[TASK BRIEF]
Using the data below, return all lines in which "Adobe" appears.

*** RECORDED DATA Section Begins ***

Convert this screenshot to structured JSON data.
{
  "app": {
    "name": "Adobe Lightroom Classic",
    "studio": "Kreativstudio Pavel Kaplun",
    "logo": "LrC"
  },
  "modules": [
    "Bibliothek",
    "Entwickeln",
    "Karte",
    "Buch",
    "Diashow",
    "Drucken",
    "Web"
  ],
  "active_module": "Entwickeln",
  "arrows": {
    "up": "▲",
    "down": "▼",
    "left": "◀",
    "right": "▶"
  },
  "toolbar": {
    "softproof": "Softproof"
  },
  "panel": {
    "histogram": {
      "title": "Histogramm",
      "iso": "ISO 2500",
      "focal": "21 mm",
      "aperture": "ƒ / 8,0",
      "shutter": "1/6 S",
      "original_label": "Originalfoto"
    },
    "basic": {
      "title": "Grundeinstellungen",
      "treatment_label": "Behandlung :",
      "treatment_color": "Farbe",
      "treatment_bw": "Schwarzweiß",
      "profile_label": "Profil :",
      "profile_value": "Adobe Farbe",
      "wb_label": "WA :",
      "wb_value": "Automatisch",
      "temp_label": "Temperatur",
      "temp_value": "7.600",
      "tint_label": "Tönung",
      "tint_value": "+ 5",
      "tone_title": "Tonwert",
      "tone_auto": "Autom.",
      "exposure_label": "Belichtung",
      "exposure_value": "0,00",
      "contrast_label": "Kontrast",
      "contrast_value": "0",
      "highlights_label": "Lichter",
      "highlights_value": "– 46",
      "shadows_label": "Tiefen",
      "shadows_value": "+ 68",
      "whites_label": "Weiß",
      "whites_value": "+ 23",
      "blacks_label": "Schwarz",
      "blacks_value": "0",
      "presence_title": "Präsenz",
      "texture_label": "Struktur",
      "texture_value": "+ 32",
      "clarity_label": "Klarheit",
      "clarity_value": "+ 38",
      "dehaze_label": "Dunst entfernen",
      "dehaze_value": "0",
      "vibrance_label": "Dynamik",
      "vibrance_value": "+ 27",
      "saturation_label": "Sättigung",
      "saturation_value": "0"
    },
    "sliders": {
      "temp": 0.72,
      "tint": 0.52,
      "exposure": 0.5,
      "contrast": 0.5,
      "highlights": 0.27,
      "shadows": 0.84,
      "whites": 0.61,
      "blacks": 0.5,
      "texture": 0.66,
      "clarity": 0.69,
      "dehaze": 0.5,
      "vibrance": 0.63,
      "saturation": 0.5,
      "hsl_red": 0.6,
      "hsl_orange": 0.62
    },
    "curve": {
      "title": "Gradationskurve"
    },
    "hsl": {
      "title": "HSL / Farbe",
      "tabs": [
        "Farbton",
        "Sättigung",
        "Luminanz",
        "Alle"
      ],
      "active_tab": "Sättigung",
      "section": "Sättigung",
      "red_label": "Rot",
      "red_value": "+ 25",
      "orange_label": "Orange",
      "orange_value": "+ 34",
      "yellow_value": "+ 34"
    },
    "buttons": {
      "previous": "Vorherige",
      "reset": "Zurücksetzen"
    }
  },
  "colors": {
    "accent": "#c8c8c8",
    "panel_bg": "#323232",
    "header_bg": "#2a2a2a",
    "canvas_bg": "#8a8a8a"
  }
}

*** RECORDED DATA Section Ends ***

[ANSWER FOR THIS EXERCISE]
    "name": "Adobe Lightroom Classic",
      "profile_value": "Adobe Farbe",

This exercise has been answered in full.